(ENTRIES SUPPLIED Opens)

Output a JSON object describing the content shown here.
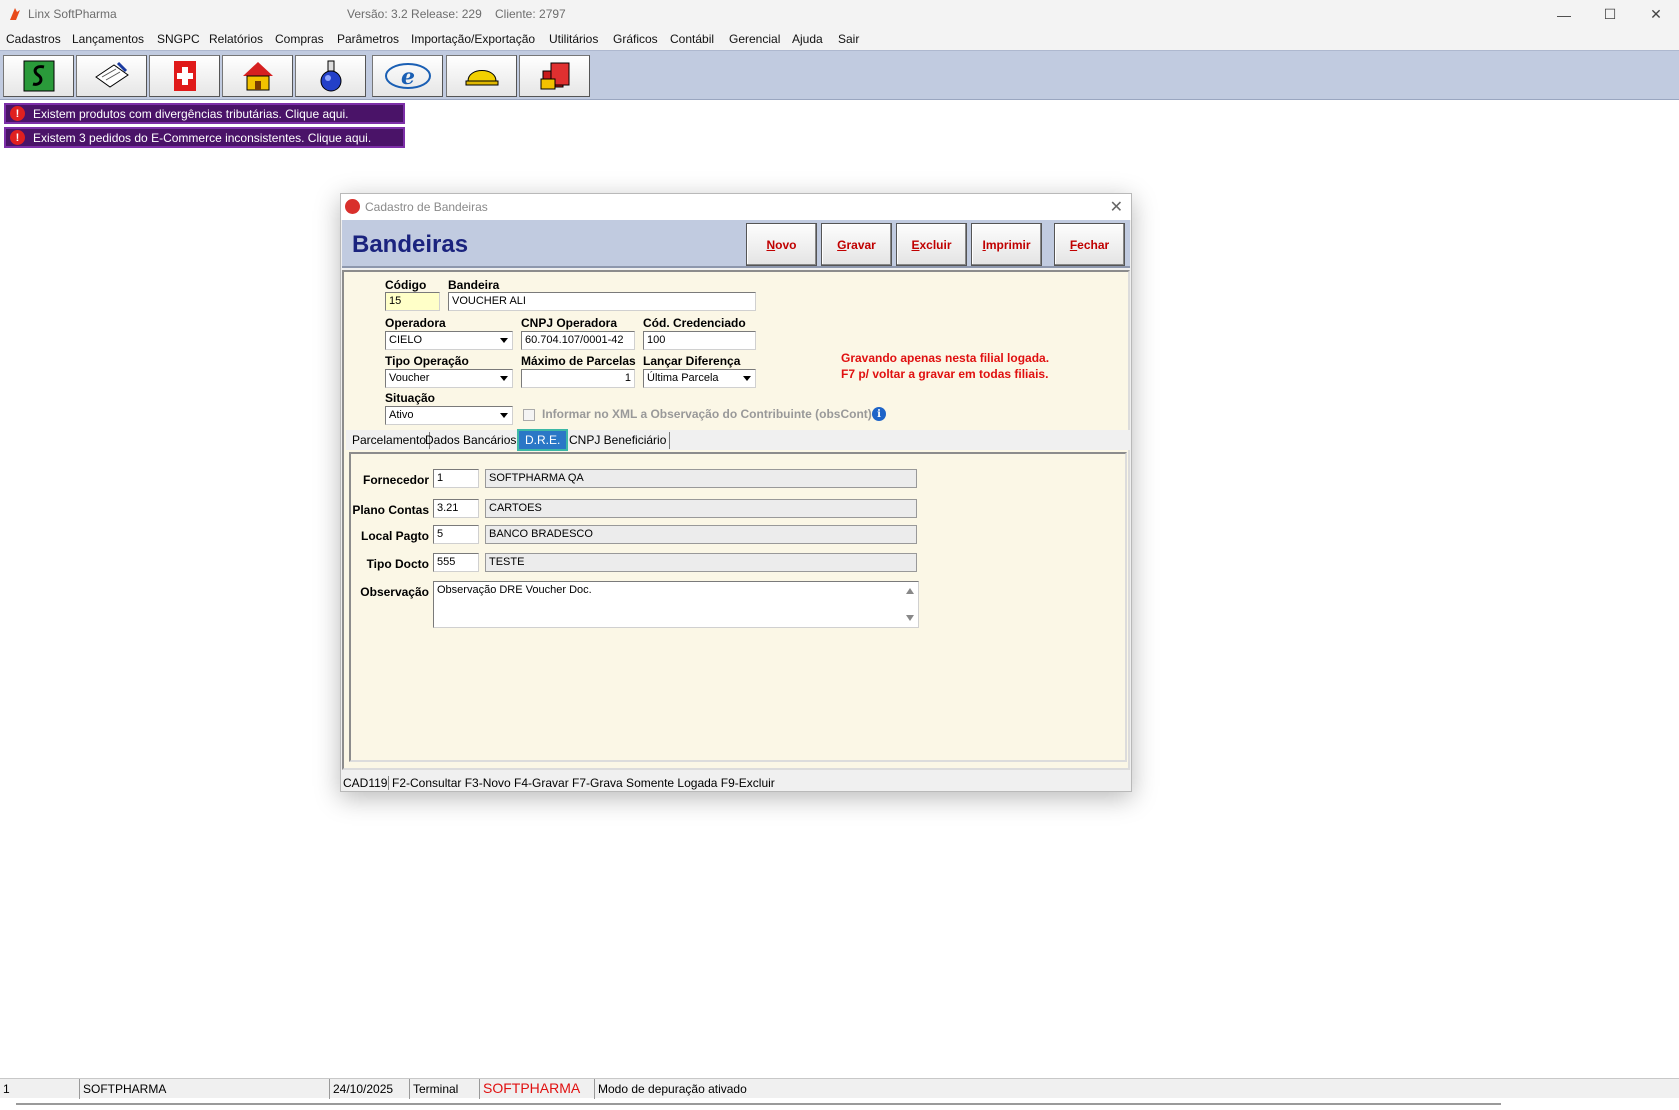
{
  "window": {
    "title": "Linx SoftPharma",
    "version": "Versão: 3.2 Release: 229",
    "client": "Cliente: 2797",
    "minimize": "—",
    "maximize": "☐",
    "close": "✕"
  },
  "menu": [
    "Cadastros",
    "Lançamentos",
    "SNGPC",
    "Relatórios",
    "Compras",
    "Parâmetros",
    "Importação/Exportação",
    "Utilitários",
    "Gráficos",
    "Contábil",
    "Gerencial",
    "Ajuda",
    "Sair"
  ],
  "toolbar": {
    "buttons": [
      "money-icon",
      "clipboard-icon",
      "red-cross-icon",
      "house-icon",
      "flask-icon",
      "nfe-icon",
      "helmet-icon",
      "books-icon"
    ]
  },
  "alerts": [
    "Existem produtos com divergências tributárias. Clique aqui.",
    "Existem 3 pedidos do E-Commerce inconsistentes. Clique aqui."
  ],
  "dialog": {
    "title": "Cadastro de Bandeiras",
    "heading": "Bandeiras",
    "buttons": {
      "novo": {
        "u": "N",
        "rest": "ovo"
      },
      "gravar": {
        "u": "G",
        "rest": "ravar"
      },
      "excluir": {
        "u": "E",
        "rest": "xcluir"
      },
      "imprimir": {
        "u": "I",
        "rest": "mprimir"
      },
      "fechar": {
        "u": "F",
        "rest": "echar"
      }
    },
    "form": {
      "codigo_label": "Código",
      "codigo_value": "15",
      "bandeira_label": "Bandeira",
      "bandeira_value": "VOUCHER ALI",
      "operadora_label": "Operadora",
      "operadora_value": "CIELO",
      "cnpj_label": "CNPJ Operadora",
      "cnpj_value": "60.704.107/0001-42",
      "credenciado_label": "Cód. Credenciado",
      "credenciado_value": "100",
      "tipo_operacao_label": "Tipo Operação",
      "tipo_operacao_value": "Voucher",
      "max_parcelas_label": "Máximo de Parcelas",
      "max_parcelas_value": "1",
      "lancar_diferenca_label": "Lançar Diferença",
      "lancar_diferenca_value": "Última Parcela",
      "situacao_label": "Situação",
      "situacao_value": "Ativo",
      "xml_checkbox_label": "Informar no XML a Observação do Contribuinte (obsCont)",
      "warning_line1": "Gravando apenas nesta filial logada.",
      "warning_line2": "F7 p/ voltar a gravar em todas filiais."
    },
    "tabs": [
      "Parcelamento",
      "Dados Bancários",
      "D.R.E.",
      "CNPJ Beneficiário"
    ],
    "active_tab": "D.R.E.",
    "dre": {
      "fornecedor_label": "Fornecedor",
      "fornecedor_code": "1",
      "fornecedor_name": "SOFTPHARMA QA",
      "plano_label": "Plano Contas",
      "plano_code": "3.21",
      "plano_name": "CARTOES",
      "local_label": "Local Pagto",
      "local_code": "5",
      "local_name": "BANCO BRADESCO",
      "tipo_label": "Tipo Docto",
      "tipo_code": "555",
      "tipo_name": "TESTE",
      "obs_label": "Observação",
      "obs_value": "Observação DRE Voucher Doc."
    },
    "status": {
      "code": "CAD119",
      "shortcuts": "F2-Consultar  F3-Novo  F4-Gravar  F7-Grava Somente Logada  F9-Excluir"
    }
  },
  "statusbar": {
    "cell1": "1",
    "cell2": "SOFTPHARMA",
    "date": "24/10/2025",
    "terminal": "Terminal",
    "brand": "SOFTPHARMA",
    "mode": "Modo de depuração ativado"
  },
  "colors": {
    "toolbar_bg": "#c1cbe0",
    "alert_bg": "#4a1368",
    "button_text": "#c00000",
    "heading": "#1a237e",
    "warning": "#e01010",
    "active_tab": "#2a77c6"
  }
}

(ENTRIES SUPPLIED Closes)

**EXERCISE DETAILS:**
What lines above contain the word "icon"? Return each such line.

**EXPECTED ANSWER:**
      "money-icon",
      "clipboard-icon",
      "red-cross-icon",
      "house-icon",
      "flask-icon",
      "nfe-icon",
      "helmet-icon",
      "books-icon"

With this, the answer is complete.